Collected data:

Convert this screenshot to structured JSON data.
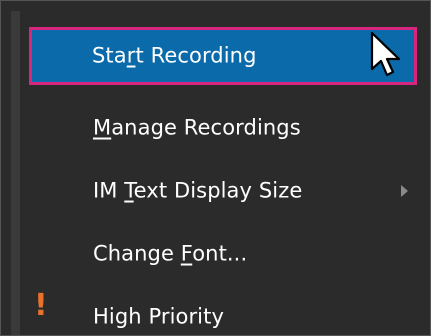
{
  "menu": {
    "items": [
      {
        "pre": "Sta",
        "mnemonic": "r",
        "post": "t Recording",
        "state": "highlighted"
      },
      {
        "pre": "",
        "mnemonic": "M",
        "post": "anage Recordings"
      },
      {
        "pre": "IM ",
        "mnemonic": "T",
        "post": "ext Display Size",
        "has_submenu": true
      },
      {
        "pre": "Change ",
        "mnemonic": "F",
        "post": "ont..."
      },
      {
        "pre": "High Priority",
        "mnemonic": "",
        "post": "",
        "icon": "exclamation-icon",
        "icon_glyph": "!"
      }
    ]
  },
  "colors": {
    "menu_background": "#2b2b2b",
    "highlight": "#0b6aa9",
    "annotation_outline": "#d6267d",
    "priority_icon": "#e8722a",
    "text": "#ffffff"
  },
  "cursor": {
    "icon": "arrow-cursor-icon"
  }
}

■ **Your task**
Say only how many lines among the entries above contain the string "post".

■ **Answer to this exercise**
5